How has Rails Made Me a Better Programmer
First and foremost, I'd say Ruby on Rails has improved my programming skills simply by helping me to rediscover the love of the craft. I've been programming off and on since I was about 10, and using my parents TRS-80. Then, somewhere shortly after college, I lost the love for programming. I partially attribute it to programming on command for years at college, and suddenly not having that. I didn't know what to do. Then, this year, I discovered RoR while looking for a good tool to build a new web store front. I started out looking at Java frameworks, because I knew the language. But this "Rails" thing kept coming up. So I started reading up. Next thing I know, I'm building some simple Ruby applications to get my feet wet, and ordering the new PDF version of the "Agile Web Development with Ruby on Rails" book. As I started getting comfortable with the language and the framework, I was spending more and more time programming. Now, six months later, I'm almost ready to roll out my first real application to the world. And I've been loving every minute I spend on it.
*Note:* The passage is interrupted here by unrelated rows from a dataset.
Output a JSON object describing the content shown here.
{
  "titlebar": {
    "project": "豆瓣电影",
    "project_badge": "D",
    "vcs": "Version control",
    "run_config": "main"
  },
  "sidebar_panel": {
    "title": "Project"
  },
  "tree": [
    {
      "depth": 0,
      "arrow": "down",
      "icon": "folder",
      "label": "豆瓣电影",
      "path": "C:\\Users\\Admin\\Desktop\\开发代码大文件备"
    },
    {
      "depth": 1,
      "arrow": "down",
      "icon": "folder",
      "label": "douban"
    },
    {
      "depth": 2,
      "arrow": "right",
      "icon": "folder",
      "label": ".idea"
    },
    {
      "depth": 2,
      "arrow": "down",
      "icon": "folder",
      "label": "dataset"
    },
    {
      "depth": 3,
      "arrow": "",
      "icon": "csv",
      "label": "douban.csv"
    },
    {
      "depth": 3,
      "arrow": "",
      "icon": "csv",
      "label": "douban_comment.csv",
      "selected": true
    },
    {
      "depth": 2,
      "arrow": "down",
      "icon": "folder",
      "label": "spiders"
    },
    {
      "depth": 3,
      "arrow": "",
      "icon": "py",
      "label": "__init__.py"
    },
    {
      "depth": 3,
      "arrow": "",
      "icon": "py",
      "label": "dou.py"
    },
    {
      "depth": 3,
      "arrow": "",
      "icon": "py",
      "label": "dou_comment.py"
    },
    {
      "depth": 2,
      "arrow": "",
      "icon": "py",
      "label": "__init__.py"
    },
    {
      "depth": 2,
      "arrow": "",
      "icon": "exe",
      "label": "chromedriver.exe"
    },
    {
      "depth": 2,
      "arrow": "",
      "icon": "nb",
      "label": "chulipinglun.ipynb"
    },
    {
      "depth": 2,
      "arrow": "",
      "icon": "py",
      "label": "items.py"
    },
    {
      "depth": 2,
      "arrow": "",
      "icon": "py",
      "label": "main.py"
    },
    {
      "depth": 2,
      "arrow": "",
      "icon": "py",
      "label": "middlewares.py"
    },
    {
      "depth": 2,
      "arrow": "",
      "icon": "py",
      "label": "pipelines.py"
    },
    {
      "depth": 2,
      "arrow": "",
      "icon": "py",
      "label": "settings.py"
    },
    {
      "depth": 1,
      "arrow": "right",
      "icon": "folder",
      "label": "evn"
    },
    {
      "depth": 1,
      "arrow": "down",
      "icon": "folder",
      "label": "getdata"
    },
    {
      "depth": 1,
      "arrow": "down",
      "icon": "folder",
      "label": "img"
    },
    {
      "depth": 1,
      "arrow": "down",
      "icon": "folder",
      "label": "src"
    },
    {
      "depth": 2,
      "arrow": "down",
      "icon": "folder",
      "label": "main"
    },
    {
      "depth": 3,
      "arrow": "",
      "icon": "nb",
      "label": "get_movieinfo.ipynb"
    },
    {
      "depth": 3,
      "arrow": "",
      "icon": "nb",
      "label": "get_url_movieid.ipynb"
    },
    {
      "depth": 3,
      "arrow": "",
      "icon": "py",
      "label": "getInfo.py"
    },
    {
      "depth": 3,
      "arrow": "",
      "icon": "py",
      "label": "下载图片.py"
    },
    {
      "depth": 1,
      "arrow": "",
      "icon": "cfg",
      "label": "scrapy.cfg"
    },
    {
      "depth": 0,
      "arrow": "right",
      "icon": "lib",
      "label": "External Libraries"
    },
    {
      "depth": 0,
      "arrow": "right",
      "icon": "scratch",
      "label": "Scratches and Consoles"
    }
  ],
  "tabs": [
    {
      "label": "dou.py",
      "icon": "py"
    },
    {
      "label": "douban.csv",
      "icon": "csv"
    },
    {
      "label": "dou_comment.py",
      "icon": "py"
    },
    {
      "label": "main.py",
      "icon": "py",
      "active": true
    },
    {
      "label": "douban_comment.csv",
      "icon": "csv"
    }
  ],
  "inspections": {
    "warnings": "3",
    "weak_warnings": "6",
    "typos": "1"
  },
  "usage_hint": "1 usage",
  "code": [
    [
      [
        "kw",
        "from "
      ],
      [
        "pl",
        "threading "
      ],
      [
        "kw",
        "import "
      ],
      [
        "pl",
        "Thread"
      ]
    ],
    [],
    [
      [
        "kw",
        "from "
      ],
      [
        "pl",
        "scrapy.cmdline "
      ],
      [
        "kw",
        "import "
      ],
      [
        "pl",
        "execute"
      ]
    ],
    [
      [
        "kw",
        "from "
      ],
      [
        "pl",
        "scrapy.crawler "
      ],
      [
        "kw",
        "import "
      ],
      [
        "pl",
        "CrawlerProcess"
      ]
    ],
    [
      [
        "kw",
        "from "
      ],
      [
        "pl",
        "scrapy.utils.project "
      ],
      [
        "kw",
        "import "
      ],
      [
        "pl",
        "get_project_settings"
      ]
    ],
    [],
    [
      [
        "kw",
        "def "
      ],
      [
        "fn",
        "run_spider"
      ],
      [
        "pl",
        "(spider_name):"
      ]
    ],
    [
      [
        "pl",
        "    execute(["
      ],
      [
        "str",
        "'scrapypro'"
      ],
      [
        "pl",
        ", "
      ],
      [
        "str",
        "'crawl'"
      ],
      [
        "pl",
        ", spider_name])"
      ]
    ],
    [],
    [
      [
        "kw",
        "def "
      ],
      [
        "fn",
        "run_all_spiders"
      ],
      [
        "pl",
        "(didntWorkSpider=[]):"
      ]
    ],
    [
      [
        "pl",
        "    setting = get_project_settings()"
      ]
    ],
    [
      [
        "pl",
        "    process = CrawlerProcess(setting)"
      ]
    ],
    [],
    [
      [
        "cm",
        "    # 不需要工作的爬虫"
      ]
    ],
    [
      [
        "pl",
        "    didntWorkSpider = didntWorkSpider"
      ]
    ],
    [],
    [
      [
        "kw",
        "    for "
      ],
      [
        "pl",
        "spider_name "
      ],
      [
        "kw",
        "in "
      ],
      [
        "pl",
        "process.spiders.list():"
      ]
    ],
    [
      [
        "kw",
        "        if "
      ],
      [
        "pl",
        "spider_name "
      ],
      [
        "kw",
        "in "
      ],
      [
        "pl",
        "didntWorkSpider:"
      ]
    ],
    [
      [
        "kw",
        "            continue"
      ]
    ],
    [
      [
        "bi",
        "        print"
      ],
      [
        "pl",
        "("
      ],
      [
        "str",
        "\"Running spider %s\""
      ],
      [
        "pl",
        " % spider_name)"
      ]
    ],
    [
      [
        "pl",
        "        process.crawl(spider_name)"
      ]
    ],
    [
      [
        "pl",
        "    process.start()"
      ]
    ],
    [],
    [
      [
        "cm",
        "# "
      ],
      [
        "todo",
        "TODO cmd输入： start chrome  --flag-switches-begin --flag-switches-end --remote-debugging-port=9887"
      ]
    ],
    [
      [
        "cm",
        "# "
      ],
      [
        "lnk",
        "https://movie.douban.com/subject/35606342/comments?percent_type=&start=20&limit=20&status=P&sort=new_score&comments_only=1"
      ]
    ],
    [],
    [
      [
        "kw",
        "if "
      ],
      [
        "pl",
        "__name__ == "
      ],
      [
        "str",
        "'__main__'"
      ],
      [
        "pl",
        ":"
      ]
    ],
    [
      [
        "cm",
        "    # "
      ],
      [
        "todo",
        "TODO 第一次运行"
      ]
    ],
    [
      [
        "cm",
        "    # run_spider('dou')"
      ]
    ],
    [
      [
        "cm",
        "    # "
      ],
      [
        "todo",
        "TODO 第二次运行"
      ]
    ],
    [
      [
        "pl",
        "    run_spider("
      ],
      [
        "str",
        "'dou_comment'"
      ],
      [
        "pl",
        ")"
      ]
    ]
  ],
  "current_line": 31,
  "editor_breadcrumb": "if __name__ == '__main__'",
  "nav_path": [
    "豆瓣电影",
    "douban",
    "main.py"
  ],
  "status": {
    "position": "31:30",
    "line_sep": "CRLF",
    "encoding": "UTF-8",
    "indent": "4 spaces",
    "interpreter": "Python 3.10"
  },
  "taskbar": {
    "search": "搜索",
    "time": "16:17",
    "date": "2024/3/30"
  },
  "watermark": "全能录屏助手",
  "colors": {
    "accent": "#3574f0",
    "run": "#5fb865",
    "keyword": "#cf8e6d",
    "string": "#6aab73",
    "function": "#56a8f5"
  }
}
Secondly, Rails is my first introduction to a good framework. Before that, the closest I had come was Java's Swing. Don't get me wrong, I loved the thrill of building a compiler in C while I was in college. But I'd always been daunted by the scope of building any type of large scale application. Especially one with any kind of GUI. I'd tried building GUI applications for Windows using Borland C++ 5, and quickly learned what a mess the Windows APIs could be. Java with Swing was good for GUIs, but still a pain. But building a Rails application is a completely different animal. Within hours of starting the actual programming work, I had something I could interact with, and actually did something. And that was the moment when I realized just what a good framework can do for you.
Now, after both of those realizations, I'm moving ever onwards and upwards. I have software related project ideas floating around my head that were never there before. Some of them are for Rails, but I'm also interested in learning Objective-C and the Cocoa framework now. I've been a fan of Apple for most of my life, and now I get to, the masses willing, add to that experience.
And if something that expandds your horizons, and re-introduces you to your lost love of the craft, doesn't make you better at programming, I don't know what would.